Most compelling of all, though, is Gottman’s “magic six hours” theory, based on interviews with couples who attended marital workshops at The Gottman Institute.

“We wondered what would distinguish those couples whose marriages continued to improve from those whose marriages did not,” Gottman writes. “To our surprise, we discovered that they were devoting only an extra six hours a week to their marriage.”

If your first thought is, “Only? Where am I going to find an extra six hours in my week?” — I hear you.

If that was not your first thought, forget I said anything.

Anyway, back to the winning formula.

Couples who saw their relationships improve devoted extra time each week to six categories.

First up: Partings

“Make sure that before you say goodbye in the morning you’ve learned about one thing that is happening in your spouse’s life that day,” Gottman writes. “From lunch with the boss to a doctor’s appointment to a scheduled phone call with an old friend.”

(Two minutes per day for five days, for a grand total of 10 minutes per week.)

Second: Reunions

Gottman recommends greeting your partner each day with a hug and kiss that last at least six seconds and ending each workday with stress-reducing conversation that lasts at least 20 minutes. (About 1 hour and 40 minutes per week.)

Third: Admiration and appreciation

Spend five minutes every day finding a new way to communicate genuine appreciation for your spouse, he says. (35 minutes per week.)

Fourth: Affection

“Show each other physical affection when you’re together during the day, and make sure to always embrace before going to sleep,” he writes. (Five minutes per day, seven days a week: 35 minutes.)

Fifth: Weekly date

For two hours once a week, Gottman recommends one-on-one time, during which you ask each other open-ended questions. “Think of questions to ask your spouse, like, ‘Are you still thinking about redecorating the bedroom?’ ‘Where should we take our next vacation?’ or ‘How are you feeling about your boss these days?'” (2 hours per week.)

Sixth: State of the union meeting

Spend one hour a week talking about what went right that week, discussing what went wrong and expressing appreciation for each other. “End by each of you asking and answering, ‘What can I do to make you feel loved this coming week?'” he writes. (1 hour per week.)

All of it adds up to six hours per week.

Some of these suggestions sound a tad awkward. “What can I do to make you feel loved this coming week?” reminds me a little too much of the last time I bought a car. (“What can I do to earn your business today?”)

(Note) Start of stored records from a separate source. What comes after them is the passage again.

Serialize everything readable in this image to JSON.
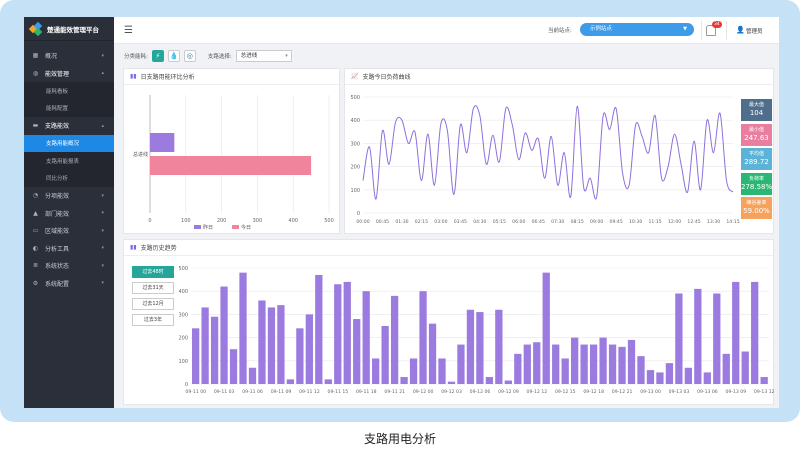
{
  "app": {
    "title": "楚通能效管理平台"
  },
  "sidebar": {
    "items": [
      {
        "label": "概况",
        "icon": "dashboard-icon",
        "sub": false
      },
      {
        "label": "能效管理",
        "icon": "energy-icon",
        "sub": false,
        "open": true
      },
      {
        "label": "能耗看板",
        "sub": true
      },
      {
        "label": "能耗配置",
        "sub": true
      },
      {
        "label": "支路能效",
        "icon": "branch-icon",
        "sub": false,
        "open": true
      },
      {
        "label": "支路用能概况",
        "sub": true,
        "active": true
      },
      {
        "label": "支路用能报表",
        "sub": true
      },
      {
        "label": "同比分析",
        "sub": true
      },
      {
        "label": "分项能效",
        "icon": "category-icon",
        "sub": false
      },
      {
        "label": "部门能效",
        "icon": "department-icon",
        "sub": false
      },
      {
        "label": "区域能效",
        "icon": "region-icon",
        "sub": false
      },
      {
        "label": "分析工具",
        "icon": "tools-icon",
        "sub": false
      },
      {
        "label": "系统状态",
        "icon": "status-icon",
        "sub": false
      },
      {
        "label": "系统配置",
        "icon": "settings-icon",
        "sub": false
      }
    ]
  },
  "topbar": {
    "site_label": "当前站点:",
    "site_value": "示例站点",
    "notification_count": "34",
    "user_name": "管理员"
  },
  "filter": {
    "energy_label": "分类能耗:",
    "branch_label": "支路选择:",
    "branch_value": "总进线"
  },
  "ring_panel": {
    "title": "日支路用能环比分析"
  },
  "load_panel": {
    "title": "支路今日负荷曲线"
  },
  "history_panel": {
    "title": "支路历史趋势"
  },
  "stats": [
    {
      "label": "最大值",
      "value": "104",
      "color": "#4f6e8c"
    },
    {
      "label": "最小值",
      "value": "247.63",
      "color": "#e97ea1"
    },
    {
      "label": "平均值",
      "value": "289.72",
      "color": "#5bb4d8"
    },
    {
      "label": "负荷率",
      "value": "278.58%",
      "color": "#2bb673"
    },
    {
      "label": "峰谷差率",
      "value": "59.00%",
      "color": "#f7a25c"
    }
  ],
  "range_buttons": [
    "过去48时",
    "过去31天",
    "过去12月",
    "过去3年"
  ],
  "caption": "支路用电分析",
  "colors": {
    "accent": "#1e88e5",
    "purple": "#9b7bdf",
    "pink": "#f0849c",
    "teal": "#26a69a"
  },
  "chart_data": [
    {
      "type": "bar",
      "orientation": "horizontal",
      "categories": [
        "总进线"
      ],
      "series": [
        {
          "name": "昨日",
          "values": [
            68
          ]
        },
        {
          "name": "今日",
          "values": [
            450
          ]
        }
      ],
      "xlim": [
        0,
        500
      ],
      "xticks": [
        "0",
        "100",
        "200",
        "300",
        "400",
        "500"
      ],
      "legend": "bottom"
    },
    {
      "type": "line",
      "x": [
        "00:00",
        "00:45",
        "01:30",
        "02:15",
        "03:00",
        "03:45",
        "04:30",
        "05:15",
        "06:00",
        "06:45",
        "07:30",
        "08:15",
        "09:00",
        "09:45",
        "10:30",
        "11:15",
        "12:00",
        "12:45",
        "13:30",
        "14:15"
      ],
      "y": [
        140,
        285,
        60,
        355,
        210,
        390,
        400,
        300,
        350,
        140,
        340,
        120,
        385,
        355,
        80,
        380,
        260,
        450,
        420,
        210,
        335,
        220,
        450,
        380,
        230,
        345,
        270,
        320,
        150,
        330,
        120,
        260,
        70,
        460,
        110,
        150,
        70,
        420,
        360,
        450,
        170,
        120,
        380,
        330,
        260,
        420,
        150,
        200,
        340,
        210,
        90,
        310,
        100,
        400,
        260,
        430,
        140,
        90
      ],
      "ylim": [
        0,
        500
      ],
      "yticks": [
        "0",
        "100",
        "200",
        "300",
        "400",
        "500"
      ],
      "grid": true
    },
    {
      "type": "bar",
      "x_tick_labels": [
        "09-11 00",
        "09-11 03",
        "09-11 06",
        "09-11 09",
        "09-11 12",
        "09-11 15",
        "09-11 18",
        "09-11 21",
        "09-12 00",
        "09-12 03",
        "09-12 06",
        "09-12 09",
        "09-12 12",
        "09-12 15",
        "09-12 18",
        "09-12 21",
        "09-13 00",
        "09-13 03",
        "09-13 06",
        "09-13 09",
        "09-13 12"
      ],
      "values": [
        240,
        330,
        290,
        420,
        150,
        480,
        70,
        360,
        330,
        340,
        20,
        240,
        300,
        470,
        20,
        430,
        440,
        280,
        400,
        110,
        250,
        380,
        30,
        110,
        400,
        260,
        110,
        10,
        170,
        320,
        310,
        30,
        320,
        15,
        130,
        170,
        180,
        480,
        170,
        110,
        200,
        170,
        170,
        200,
        170,
        160,
        190,
        120,
        60,
        50,
        90,
        390,
        70,
        410,
        50,
        390,
        130,
        440,
        140,
        440,
        30
      ],
      "ylim": [
        0,
        500
      ],
      "yticks": [
        "0",
        "100",
        "200",
        "300",
        "400",
        "500"
      ],
      "grid": true
    }
  ]
}
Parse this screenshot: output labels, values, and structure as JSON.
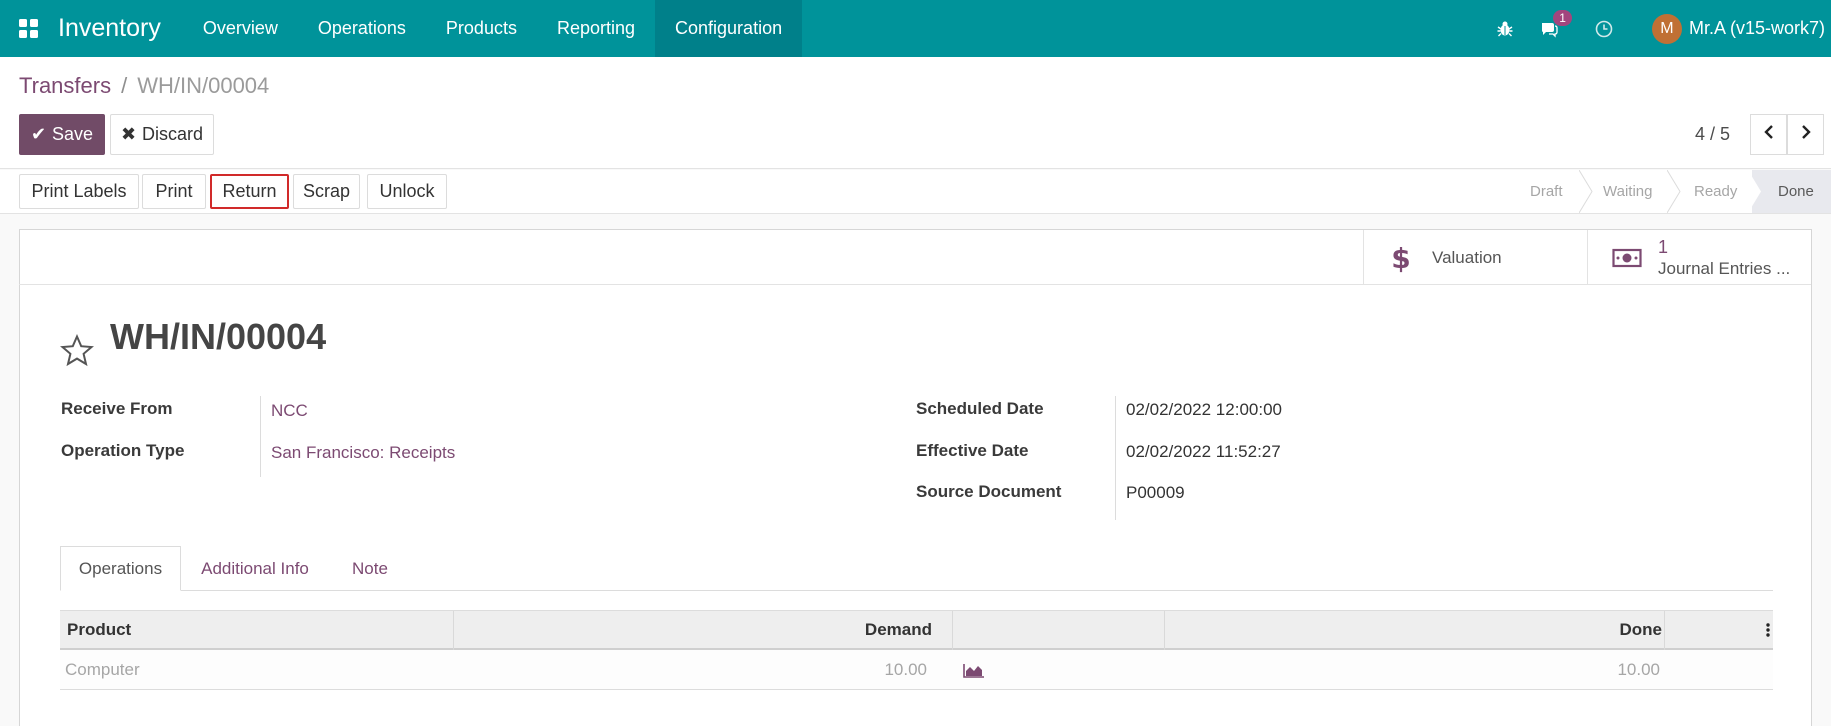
{
  "navbar": {
    "app_title": "Inventory",
    "menu": [
      "Overview",
      "Operations",
      "Products",
      "Reporting",
      "Configuration"
    ],
    "active_menu": "Configuration",
    "messages_badge": "1",
    "user_initial": "M",
    "user_name": "Mr.A (v15-work7)",
    "icons": [
      "apps-grid-icon",
      "bug-icon",
      "chat-icon",
      "clock-icon"
    ],
    "bg_color": "#00939a"
  },
  "breadcrumb": {
    "parent": "Transfers",
    "separator": "/",
    "current": "WH/IN/00004"
  },
  "actions": {
    "save_label": "Save",
    "discard_label": "Discard"
  },
  "pager": {
    "value": "4 / 5"
  },
  "statusbar": {
    "buttons": [
      "Print Labels",
      "Print",
      "Return",
      "Scrap",
      "Unlock"
    ],
    "highlighted_button": "Return",
    "stages": [
      "Draft",
      "Waiting",
      "Ready",
      "Done"
    ],
    "current_stage": "Done"
  },
  "smart_buttons": {
    "valuation_label": "Valuation",
    "journal_count": "1",
    "journal_label": "Journal Entries ..."
  },
  "record": {
    "title": "WH/IN/00004",
    "fields_left": [
      {
        "label": "Receive From",
        "value": "NCC"
      },
      {
        "label": "Operation Type",
        "value": "San Francisco: Receipts"
      }
    ],
    "fields_right": [
      {
        "label": "Scheduled Date",
        "value": "02/02/2022 12:00:00"
      },
      {
        "label": "Effective Date",
        "value": "02/02/2022 11:52:27"
      },
      {
        "label": "Source Document",
        "value": "P00009"
      }
    ]
  },
  "tabs": [
    "Operations",
    "Additional Info",
    "Note"
  ],
  "active_tab": "Operations",
  "operations_table": {
    "headers": {
      "product": "Product",
      "demand": "Demand",
      "done": "Done"
    },
    "rows": [
      {
        "product": "Computer",
        "demand": "10.00",
        "done": "10.00"
      }
    ]
  },
  "colors": {
    "primary": "#714b67",
    "link": "#7c4a72",
    "highlight_border": "#d12a2a"
  }
}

But I like to think of marital advice like the food pyramid: You’re not going to adhere to it every day, but it’s an instructive guide to shape your habits around.

http://www.chicagotribune.com/lifestyles/ct-improve-relationship-in-six-hours-balancing-20150430-column.html